_Stored data_.
◇ ◇ ◇ ◇

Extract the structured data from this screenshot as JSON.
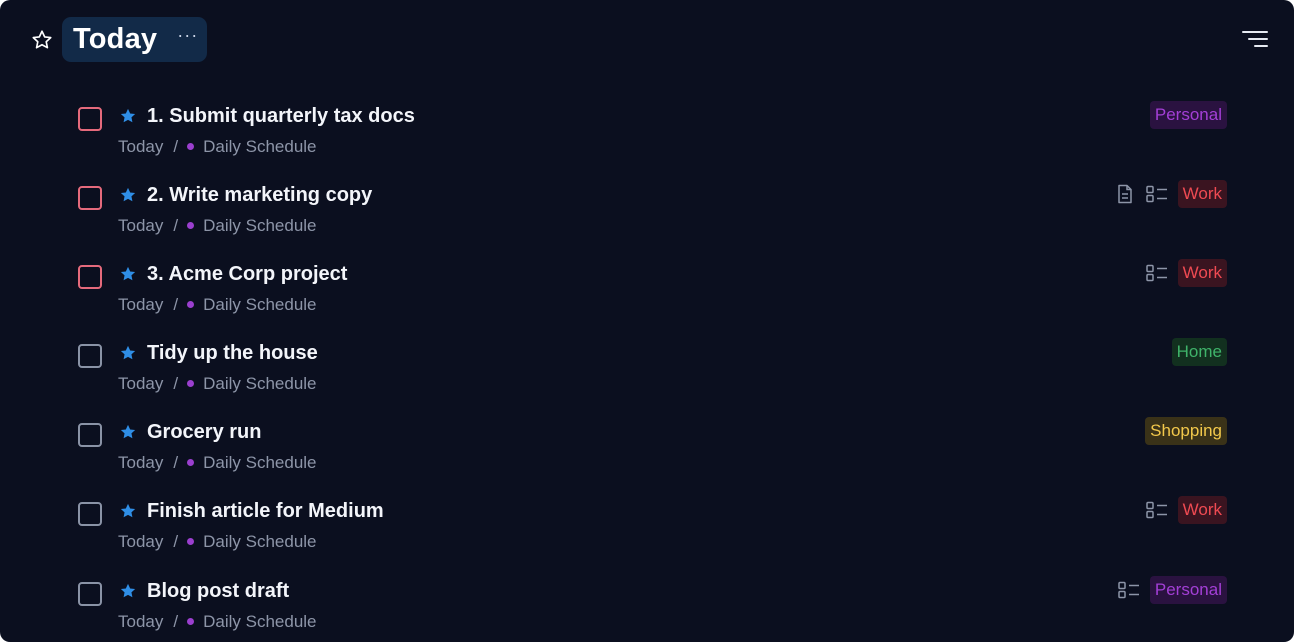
{
  "header": {
    "title": "Today",
    "more_label": "···"
  },
  "colors": {
    "background": "#0b0f1f",
    "accent_star": "#2f8ee6",
    "priority_checkbox": "#e56a7c",
    "normal_checkbox": "#8a93a6",
    "project_dot": "#9b3fcf"
  },
  "tag_styles": {
    "Personal": {
      "fg": "#a33fd6",
      "bg": "#2a1240"
    },
    "Work": {
      "fg": "#ef4a52",
      "bg": "#3a1420"
    },
    "Home": {
      "fg": "#3fb36a",
      "bg": "#12301f"
    },
    "Shopping": {
      "fg": "#f2c84b",
      "bg": "#3a3218"
    }
  },
  "tasks": [
    {
      "title": "1. Submit quarterly tax docs",
      "date": "Today",
      "separator": "/",
      "project": "Daily Schedule",
      "priority": true,
      "icons": [],
      "tag": "Personal"
    },
    {
      "title": "2. Write marketing copy",
      "date": "Today",
      "separator": "/",
      "project": "Daily Schedule",
      "priority": true,
      "icons": [
        "note-icon",
        "checklist-icon"
      ],
      "tag": "Work"
    },
    {
      "title": "3. Acme Corp project",
      "date": "Today",
      "separator": "/",
      "project": "Daily Schedule",
      "priority": true,
      "icons": [
        "checklist-icon"
      ],
      "tag": "Work"
    },
    {
      "title": "Tidy up the house",
      "date": "Today",
      "separator": "/",
      "project": "Daily Schedule",
      "priority": false,
      "icons": [],
      "tag": "Home"
    },
    {
      "title": "Grocery run",
      "date": "Today",
      "separator": "/",
      "project": "Daily Schedule",
      "priority": false,
      "icons": [],
      "tag": "Shopping"
    },
    {
      "title": "Finish article for Medium",
      "date": "Today",
      "separator": "/",
      "project": "Daily Schedule",
      "priority": false,
      "icons": [
        "checklist-icon"
      ],
      "tag": "Work"
    },
    {
      "title": "Blog post draft",
      "date": "Today",
      "separator": "/",
      "project": "Daily Schedule",
      "priority": false,
      "icons": [
        "checklist-icon"
      ],
      "tag": "Personal"
    }
  ]
}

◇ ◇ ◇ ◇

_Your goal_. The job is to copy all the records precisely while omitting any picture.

_Result of this exercise_.
Extract the structured data from this screenshot as JSON.
{
  "header": {
    "title": "Today",
    "more_label": "···"
  },
  "colors": {
    "background": "#0b0f1f",
    "accent_star": "#2f8ee6",
    "priority_checkbox": "#e56a7c",
    "normal_checkbox": "#8a93a6",
    "project_dot": "#9b3fcf"
  },
  "tag_styles": {
    "Personal": {
      "fg": "#a33fd6",
      "bg": "#2a1240"
    },
    "Work": {
      "fg": "#ef4a52",
      "bg": "#3a1420"
    },
    "Home": {
      "fg": "#3fb36a",
      "bg": "#12301f"
    },
    "Shopping": {
      "fg": "#f2c84b",
      "bg": "#3a3218"
    }
  },
  "tasks": [
    {
      "title": "1. Submit quarterly tax docs",
      "date": "Today",
      "separator": "/",
      "project": "Daily Schedule",
      "priority": true,
      "icons": [],
      "tag": "Personal"
    },
    {
      "title": "2. Write marketing copy",
      "date": "Today",
      "separator": "/",
      "project": "Daily Schedule",
      "priority": true,
      "icons": [
        "note-icon",
        "checklist-icon"
      ],
      "tag": "Work"
    },
    {
      "title": "3. Acme Corp project",
      "date": "Today",
      "separator": "/",
      "project": "Daily Schedule",
      "priority": true,
      "icons": [
        "checklist-icon"
      ],
      "tag": "Work"
    },
    {
      "title": "Tidy up the house",
      "date": "Today",
      "separator": "/",
      "project": "Daily Schedule",
      "priority": false,
      "icons": [],
      "tag": "Home"
    },
    {
      "title": "Grocery run",
      "date": "Today",
      "separator": "/",
      "project": "Daily Schedule",
      "priority": false,
      "icons": [],
      "tag": "Shopping"
    },
    {
      "title": "Finish article for Medium",
      "date": "Today",
      "separator": "/",
      "project": "Daily Schedule",
      "priority": false,
      "icons": [
        "checklist-icon"
      ],
      "tag": "Work"
    },
    {
      "title": "Blog post draft",
      "date": "Today",
      "separator": "/",
      "project": "Daily Schedule",
      "priority": false,
      "icons": [
        "checklist-icon"
      ],
      "tag": "Personal"
    }
  ]
}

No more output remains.